Israel, as a European state imposed by Imperial force on the Middle East, is a member of the UEFA region of FIFA. It was the business of the self-righteous UEFA to deal with Israeli interference with Palestinian football by bringing European pressure to bear on Israel. It did not do so.
An issue is being made about slave labour in Qatar. It is suggested that it should not have been given the World Cup because of it. But Qatar, a British Imperial construct, has always had this slave labour, and it is only since it was awarded the World Cup that the 'world' has taken any notice of it.
Russia says Obama's move to disrupt FIFA is a Cold War move against Russia. Can anyone really doubt it?
Home And Away. Editorial
Labour Disaster In Carlow-Kilkenny. Philip O'Connor
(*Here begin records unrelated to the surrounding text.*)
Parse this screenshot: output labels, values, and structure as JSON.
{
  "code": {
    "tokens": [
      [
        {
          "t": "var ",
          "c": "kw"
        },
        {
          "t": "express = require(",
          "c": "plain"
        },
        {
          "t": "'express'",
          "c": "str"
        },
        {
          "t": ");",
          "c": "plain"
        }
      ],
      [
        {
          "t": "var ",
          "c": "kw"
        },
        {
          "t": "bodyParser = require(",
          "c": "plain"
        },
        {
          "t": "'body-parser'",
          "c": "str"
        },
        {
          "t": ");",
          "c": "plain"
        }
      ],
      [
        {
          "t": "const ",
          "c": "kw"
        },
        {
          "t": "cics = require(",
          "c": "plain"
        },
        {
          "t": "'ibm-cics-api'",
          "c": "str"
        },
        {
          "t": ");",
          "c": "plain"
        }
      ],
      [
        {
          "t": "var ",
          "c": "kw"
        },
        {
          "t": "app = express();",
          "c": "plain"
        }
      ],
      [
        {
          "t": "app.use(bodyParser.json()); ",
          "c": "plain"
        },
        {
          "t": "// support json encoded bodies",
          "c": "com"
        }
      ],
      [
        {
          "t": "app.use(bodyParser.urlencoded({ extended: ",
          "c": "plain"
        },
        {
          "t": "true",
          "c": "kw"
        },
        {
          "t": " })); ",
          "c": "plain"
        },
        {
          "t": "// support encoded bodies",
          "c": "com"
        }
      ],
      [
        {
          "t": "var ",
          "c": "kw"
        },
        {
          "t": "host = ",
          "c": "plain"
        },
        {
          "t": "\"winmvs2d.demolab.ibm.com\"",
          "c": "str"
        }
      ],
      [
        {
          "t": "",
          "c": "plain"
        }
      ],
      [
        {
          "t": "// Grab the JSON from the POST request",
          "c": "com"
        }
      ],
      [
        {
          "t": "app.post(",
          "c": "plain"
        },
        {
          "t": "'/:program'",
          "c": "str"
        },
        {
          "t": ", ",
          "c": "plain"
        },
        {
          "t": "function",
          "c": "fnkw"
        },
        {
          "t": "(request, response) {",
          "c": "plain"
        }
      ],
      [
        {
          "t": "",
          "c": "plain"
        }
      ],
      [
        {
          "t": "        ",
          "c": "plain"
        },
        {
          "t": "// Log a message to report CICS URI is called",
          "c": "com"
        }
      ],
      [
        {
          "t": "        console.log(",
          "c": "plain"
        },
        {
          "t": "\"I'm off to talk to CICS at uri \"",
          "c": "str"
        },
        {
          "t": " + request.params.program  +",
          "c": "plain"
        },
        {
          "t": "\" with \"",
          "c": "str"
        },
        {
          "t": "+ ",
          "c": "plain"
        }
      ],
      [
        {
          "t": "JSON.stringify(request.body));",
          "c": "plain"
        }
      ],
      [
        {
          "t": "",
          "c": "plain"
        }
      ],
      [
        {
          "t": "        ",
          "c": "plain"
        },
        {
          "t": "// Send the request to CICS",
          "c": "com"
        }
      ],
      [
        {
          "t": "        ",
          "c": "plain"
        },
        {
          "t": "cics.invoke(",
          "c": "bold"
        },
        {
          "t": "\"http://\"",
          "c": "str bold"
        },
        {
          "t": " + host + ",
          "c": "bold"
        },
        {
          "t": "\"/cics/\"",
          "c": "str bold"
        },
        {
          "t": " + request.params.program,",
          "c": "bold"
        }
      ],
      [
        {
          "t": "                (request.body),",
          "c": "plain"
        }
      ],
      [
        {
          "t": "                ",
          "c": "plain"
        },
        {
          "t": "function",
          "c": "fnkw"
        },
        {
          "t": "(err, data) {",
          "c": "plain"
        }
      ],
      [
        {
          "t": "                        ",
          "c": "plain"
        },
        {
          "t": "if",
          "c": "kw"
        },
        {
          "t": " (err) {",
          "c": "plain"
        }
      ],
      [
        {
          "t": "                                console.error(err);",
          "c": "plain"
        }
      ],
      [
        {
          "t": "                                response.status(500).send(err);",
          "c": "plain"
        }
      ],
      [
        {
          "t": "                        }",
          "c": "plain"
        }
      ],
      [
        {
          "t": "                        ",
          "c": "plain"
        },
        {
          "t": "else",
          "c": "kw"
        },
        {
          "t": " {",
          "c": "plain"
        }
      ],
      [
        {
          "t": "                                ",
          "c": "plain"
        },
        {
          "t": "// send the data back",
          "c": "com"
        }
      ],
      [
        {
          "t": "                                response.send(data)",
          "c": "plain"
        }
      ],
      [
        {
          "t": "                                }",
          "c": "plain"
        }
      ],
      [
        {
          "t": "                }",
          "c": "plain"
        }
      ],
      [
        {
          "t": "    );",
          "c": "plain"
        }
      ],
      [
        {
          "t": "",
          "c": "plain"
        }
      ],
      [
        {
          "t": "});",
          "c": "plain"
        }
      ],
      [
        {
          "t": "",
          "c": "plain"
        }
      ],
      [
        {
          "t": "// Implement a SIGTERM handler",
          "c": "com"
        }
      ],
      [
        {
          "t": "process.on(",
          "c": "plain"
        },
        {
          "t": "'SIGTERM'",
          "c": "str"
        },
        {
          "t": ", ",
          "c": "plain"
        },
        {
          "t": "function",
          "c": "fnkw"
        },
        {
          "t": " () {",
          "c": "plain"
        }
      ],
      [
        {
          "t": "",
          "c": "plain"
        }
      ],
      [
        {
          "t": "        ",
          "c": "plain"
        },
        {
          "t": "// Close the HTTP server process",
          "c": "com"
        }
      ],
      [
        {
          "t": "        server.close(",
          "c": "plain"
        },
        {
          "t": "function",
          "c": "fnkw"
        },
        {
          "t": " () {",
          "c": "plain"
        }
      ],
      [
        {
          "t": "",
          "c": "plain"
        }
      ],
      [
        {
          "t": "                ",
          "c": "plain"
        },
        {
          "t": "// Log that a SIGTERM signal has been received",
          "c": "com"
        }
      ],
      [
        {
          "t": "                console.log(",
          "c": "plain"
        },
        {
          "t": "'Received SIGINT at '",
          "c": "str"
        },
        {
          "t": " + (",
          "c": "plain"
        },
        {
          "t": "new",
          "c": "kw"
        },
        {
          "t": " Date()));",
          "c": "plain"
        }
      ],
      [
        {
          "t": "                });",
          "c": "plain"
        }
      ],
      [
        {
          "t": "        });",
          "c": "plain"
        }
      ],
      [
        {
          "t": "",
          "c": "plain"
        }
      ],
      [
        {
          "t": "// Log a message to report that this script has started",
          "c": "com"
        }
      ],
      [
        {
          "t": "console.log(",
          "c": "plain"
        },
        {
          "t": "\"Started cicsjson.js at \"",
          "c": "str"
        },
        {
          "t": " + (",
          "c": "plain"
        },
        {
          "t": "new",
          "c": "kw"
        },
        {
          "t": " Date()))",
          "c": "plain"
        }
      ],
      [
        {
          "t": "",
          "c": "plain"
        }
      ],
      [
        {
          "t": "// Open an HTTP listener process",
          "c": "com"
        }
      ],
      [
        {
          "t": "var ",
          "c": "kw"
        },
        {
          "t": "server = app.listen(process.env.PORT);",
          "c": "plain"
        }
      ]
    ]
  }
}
Readers' Letters: Lusitania—A War Ship! Pat Walsh
Who Gained What In The British Election? Peter Brooke
Hurley Bats Honohan. Sean Owens (The Banking Inquiry)
Jean-Claude Trichet At IIEA. Sean Owens (The Banking Inquiry)
Pseuds Corner-Boys. Donal Kennedy (No. 5: Stephen Collins)
A Neglected Centenary: May 1915. Pat Walsh
NSDLP Presence Again Ensures Nationalist Defeat". (Report of John McQuaige letter)
Shorts from the Long Fellow (The Fianna Fáil Leader; Siteserv; The Politics of Siteserv; Jean Claude Trichet; Fianna Fáil on Same Sex Marriage; Liberalism—the New Orthodoxy; Same Sex Marriage - Tax)
Some Sense About A Census. Jack Lane
Captain Poulter For The National! John Morgan (Lt. Col. retd)
Two Lives: Gerry McKerr And Dessie O'Hagan. Sean McGouran
Plugging The Gaps In A British Army Hero's Obituary: Jack Harte (1920-2015)—A Later Larkinite Anti-Imperialist. Manus O'Riordan
Results Of Referendums
'John Bowman'. Query To Readers
Seven Easter 1916 Widows. Wilson John Haire (Review)
Before War Became Peace. When War Became Peace. After War Became Peace. Wilson John Haire (Three Poems)
Confused Thinking From Ferriter! Jack Lane
Lord Mountbatten—generous with the lives of others
The Keynesian Multiplier. John Martin (Part Three of Series on Keynes's General Theory of Employment, Interest and Money)
Does It Stack Up? Michael Stack (Rights of Victims of Crime; Computerisation of Transport; Governance; Constitution of Ireland)
Rampant Criminalisation. Wilson John Haire (Poem)